In 2018 and 2019 (before a season-ending injury), Franks also won the starting job at Florida. It stands to reason that he would have done the same thing at LSU. Had he played in 2017 and returned as the likely starter in 2018, that is where the biggest “what-if” in recent LSU history would have taken place.

Franks had the arm talent to utilize LSU’s offensive weapons like Justin Jefferson, Ja’Marr Chase, Clyde Edwards-Helaire and others, but the way Burrow brought the Tigers together was truly special this past season. What if that never happened?

Where does Joe Burrow go?

Needing to make a big move heading into the 2018 campaign, Coach O went to Big Ten country and convinced Ohio State backup Joe Burrow to head to Baton Rouge as a graduate transfer. He arrived on campus in the summer of 2018, having only a few weeks to get to know his new team. Still, even with an abbreviated preparation period, he threw for 2,894 yards, 16 touchdowns and 5 interceptions in 2018, leading the Tigers to a 10-3 record and a win over UCF in the Peach Bowl.

Of course, the 2019 season is where the magic happened, as Burrow threw a record 60 touchdown passes, led LSU to a perfect 15-0 record and a national championship and won the Heisman Trophy in runaway fashion.

If Franks were still around entering the 2018 season, it’s likely that Burrow would have gone elsewhere for his final 2 years of eligibility. The other 2 leading candidates for Burrow’s services were Nebraska (which the Burrow family is highly connected to) and Cincinnati (where former Buckeye assistant Luke Fickell was entering his second year as head coach).

Burrow’s father played defensive back for the Cornhuskers in the 1970s, so let’s assume Joe ended up there, too. He would have joined a program undergoing a major transition, as Scott Frost was preparing for his first year as Nebraska’s head coach. That year ended with the Huskers sporting a disappointing 4-8 record.

I’m as big of a Joe Burrow fan as anyone outside the state of Louisiana, but he’s not a miracle worker. He took a team from 9-4 to 10-3 to 15-0. Yes, that’s an outstanding impact (and he obviously had plenty of help), but asking him to go from 4-8 to competing for a Playoff spot is insane.

It’s safe to say we’d be talking about a different quarterback (probably Tua Tagovailoa) as the consensus No. 1 overall pick in the 2020 NFL Draft if Burrow had ended up in Lincoln.

What happens at Florida?

The Gators without Franks are tough to project. Not much probably changes during 2016 (when Franks redshirted) and 2017 (when they had Zaire and Del Rio), but 2018 is where things get interesting. It’s important to remember that the Gators also signed a quarterback named Kyle Trask as part of the 2016 recruiting class, and he enters 2020 as the presumed starter.

Would Trask have been handed the reins to the Florida offense in 2018? That seems unlikely, so it stands to reason that the Gators would have been active on the graduate transfer market. In fact, they were linked to Burrow during the offseason before the 2018 campaign.

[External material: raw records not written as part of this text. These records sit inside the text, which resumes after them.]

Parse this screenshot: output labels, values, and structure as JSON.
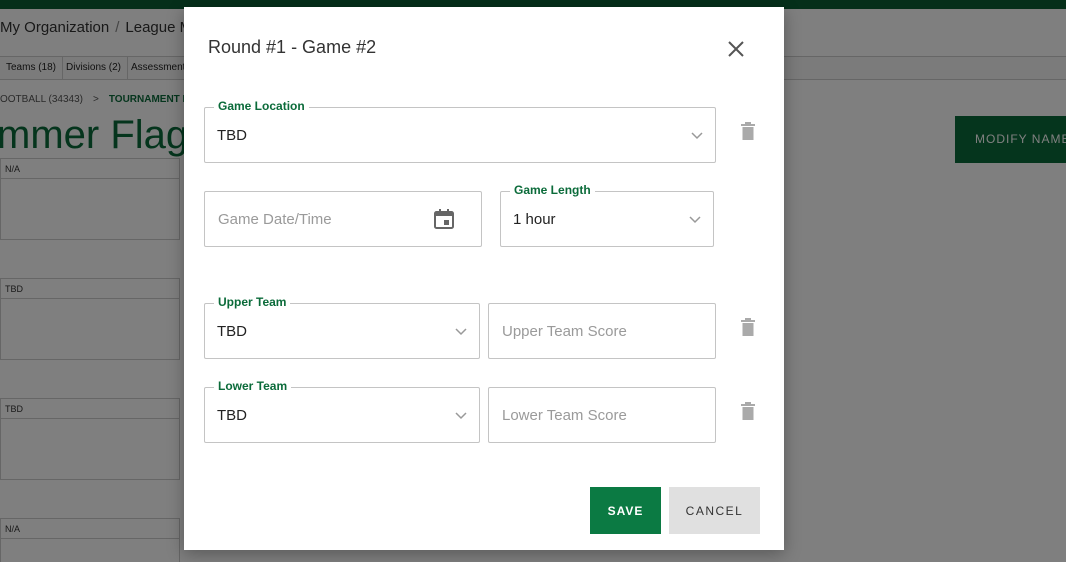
{
  "background": {
    "breadcrumbs": [
      "My Organization",
      "League Ma"
    ],
    "tabs": [
      "Teams (18)",
      "Divisions (2)",
      "Assessment"
    ],
    "subcrumb": {
      "parent": "OOTBALL (34343)",
      "current": "TOURNAMENT L"
    },
    "page_title": "mmer Flag Fo",
    "modify_button": "MODIFY NAME",
    "cards": [
      "N/A",
      "TBD",
      "TBD",
      "N/A"
    ]
  },
  "modal": {
    "title": "Round #1 - Game #2",
    "game_location": {
      "label": "Game Location",
      "value": "TBD"
    },
    "game_date": {
      "placeholder": "Game Date/Time"
    },
    "game_length": {
      "label": "Game Length",
      "value": "1 hour"
    },
    "upper_team": {
      "label": "Upper Team",
      "value": "TBD",
      "score_placeholder": "Upper Team Score"
    },
    "lower_team": {
      "label": "Lower Team",
      "value": "TBD",
      "score_placeholder": "Lower Team Score"
    },
    "save_label": "SAVE",
    "cancel_label": "CANCEL"
  },
  "colors": {
    "brand_green": "#0b7a43",
    "overlay": "rgba(0,0,0,0.5)"
  },
  "icons": [
    "close-icon",
    "trash-icon",
    "chevron-down-icon",
    "calendar-icon"
  ]
}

Could a team with Burrow at quarterback, Lamical Perine at running back, Van Jefferson, Freddie Swain, Tyrie Cleveland and others at receiver, Kyle Pitts at tight end and Kadarius Toney as a dangerous all-around weapon have won the SEC East and challenged for a spot in the College Football Playoff?

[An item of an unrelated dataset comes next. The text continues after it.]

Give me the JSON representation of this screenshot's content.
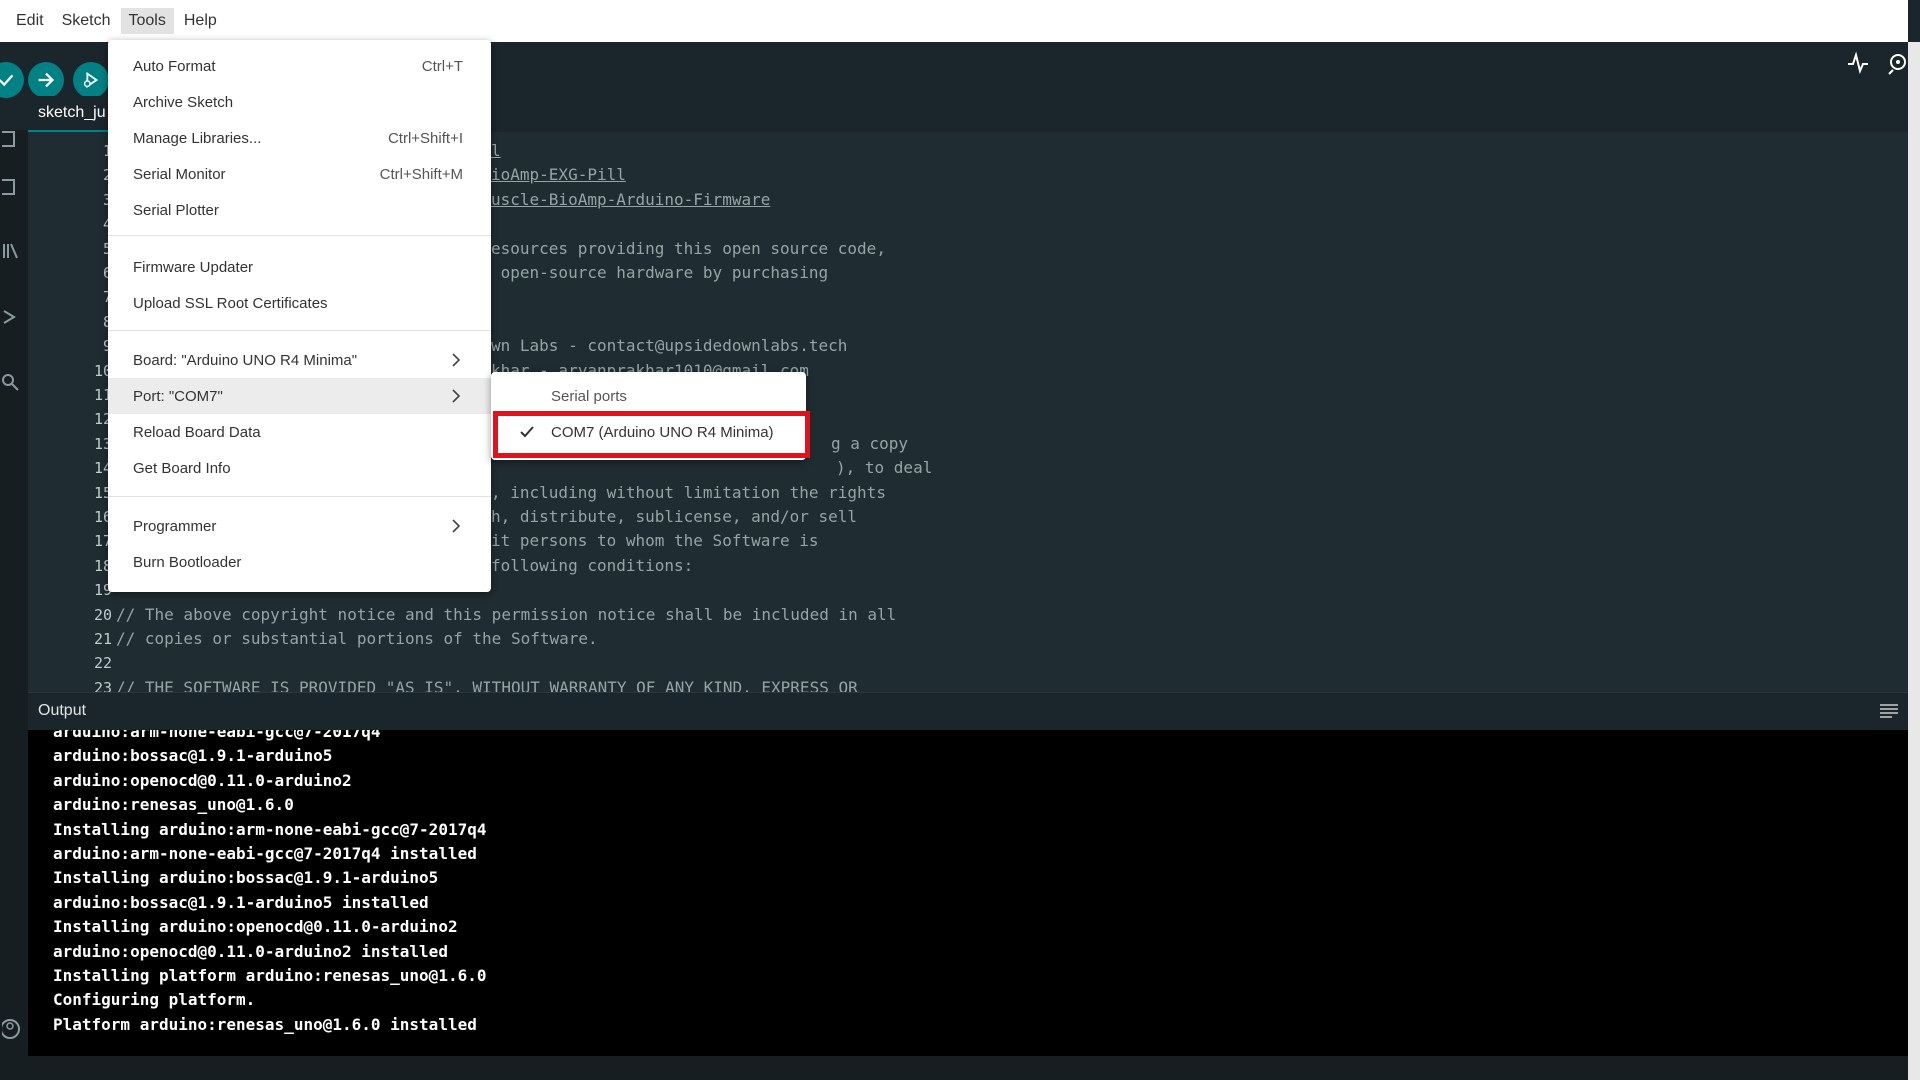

Considering the defense the Gators have had the past couple of years, it certainly would have been a possibility, particularly in 2019. Oh, what could have been at Florida.

Who wins the 2019 title?

Let’s assume LSU doesn’t make the jump from a 10-win team to an undefeated championship-caliber without Burrow. What would the 2019 Playoff field have looked like? My best guess is the field would have looked like this:

  1. Ohio State
  2. Clemson
  3. Oklahoma
  4. Oregon

Based on how Oklahoma looked against LSU, I’d give Clemson the edge. I’d also take Ohio State over Oregon. Therefore, we’d get an Ohio State-Clemson matchup in the title game. Considering the Tigers beat the Buckeyes 29-23 in the semifinals, I’d say Clemson probably takes home the title instead of LSU.

That would have made 2 titles in a row for Dabo Swinney and Clemson and 3 of the past 4 championships. What a difference Feleipe Franks’ decision to flip to Florida (and Joe Burrow’s subsequent decision to head to Baton Rouge) made!